Last week I attended another enjoyable CETIS conference. The event, which this year had the theme Brave New World?, provides a valuable opportunity to catch up with old colleagues, but faces to names Ive come across online and make new connections.

The conference theme alluded to not only the dystopian view of the future described in the Aldous Huxley novel but also the optimism expressed in Shakespeare’s The Tempest:

O, wonder!
How many goodly creatures are there here!
How beauteous mankind is! O brave new world,
That has such people in’t!

This was a very appropriate title for the event as the optimism surrounding a number of the technologies discussed at the conference (including linked data and APIs) was tempered by an awareness of gloomy economic predictions for the higher educational sector, global environmental concerns and expectations that we will face uncertainties after the next general election.

In light of such uncertainties over what the future may bring there was an awareness of the need to ensure that the development community engaged with the concerns of senior management and we made use of mechanisms to provide the flexibility needed in a time of uncertainties. Such approaches which were mentioned included scenario planning and monitoring of strong and weak signals.

What, then, were the signals I detected at the conference?

In the conference’s closing plenary talk will Bill Thompson was  optimistic about the future. In a review of technological developments Bill teased us with visions of electronic contact lenses, e-paper and other cool innovations.

I met Bill at the first WWW conference, held in CERN in 1994. Like Bill, I too was excited about the promise of the Web back then and still retain a similar sense of optimism and excitement.  And yet hearing similar views to mine being expressed I started to think about doubts and scepticisms. I have (fairly rapidly) gone through a period of excitement over my open source (Android) mobile phone (the camera application kept crashing on me a few days before the CETIS conference) and so felt Bill’s belief that the benefits of an open source environment would inevitably (within about 2 years, Bill suggested to me) deliver a better tool that the closed environment of today’s market leader, the iPhone.

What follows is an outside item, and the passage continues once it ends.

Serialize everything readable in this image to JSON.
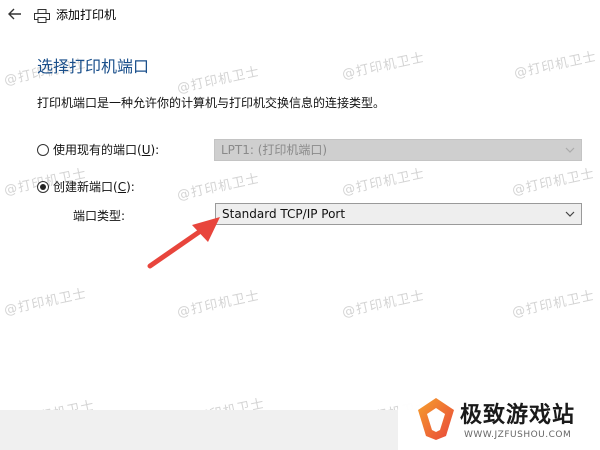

Hearing Bill made me reflect on some of the other innovations  which I and other have felt would have significant impact over the years. About 10 years ago the exciting new technologies was VRML:  an open virtual reality environment which, it was promised, but build on the success of the Web, and even replace the 2D Web world with a much richer and more interactive distributed 3D environment.   And then, more recently, we had the excitement of Second Life: proprietary and centralised, but very exciting. Or at least exciting to some.  But not featured at the CETIS conference, zithromax online australia unlike the more mundane but relevant learning competencies, eporfolios and learning objects (but this year they were open).  The lack of discussion about Second Life was not due to its ubiquity and universal embedding within institutions!

Yes, I think we can say that at this year’s CETIS conference the participants were aware of the need to ensure that the innovative aspects of elearning which were discussed could be embedded within an institutional context.   And it was pleasing that senior managers (from, for example the Universities of Oxford,  Stafford and Highlands and Islands) were present at the conference and engaged in the discussions.

In the two parallel sessions I attended (on University API and Universities and Colleges in the Giant Global Graph) we did have discussions on various barriers. In the former session I  gave a brief talk entitled “University API? WTF?” in which I warned of the dangers that we were simply peddling the latest technology fix, whilst the user community was still waiting for previous universal cures to materialise.  But, to be honest, I’m still searching for a mechanism for productively exploring such issues, which can avoid the predictable responses of “We need concrete user cases”, “We need to market the benefits more effectively”, “We need to get senior managers on user side”, …

And in the Universities and Colleges in the Giant Global Graph session the technical issues again were the main focus of the debate.   My colleague Paul Walk did help to decouple some of the topics we were discussing (open data, open linked data and the Semantic Web) and, most usefully, ensured that his thinking was not just trapped in the space and time of the session but published on his blog (with the benefit of subsequent discussions).

Did either of the sessions provide senior managers with an indication of not only tangible benefits of University APIs or Linked Data but confidence that making resources (staff time and money) would provide a satisfactory ROI? I think not.  But perhaps that may be because such approaches are not yet ready for large-scale service deployment. Which isn’t to say that testing of prototypes shouldn’t be encouraged. But in addition to such project funded or small-scale activities, there is a need to be able to convince the senior managers on the grounds of business efficiencies or new opportunities, and not just on the merits of the technologies themselves. And we need to remember the lessons of the past – after all, in the Universities and Colleges in the Giant Global Graph session we appeared to be reinventing X.500 directory services.

(Note: when initially published the final sentence of this blog post was corrupted. The final sentence has been rewritten.)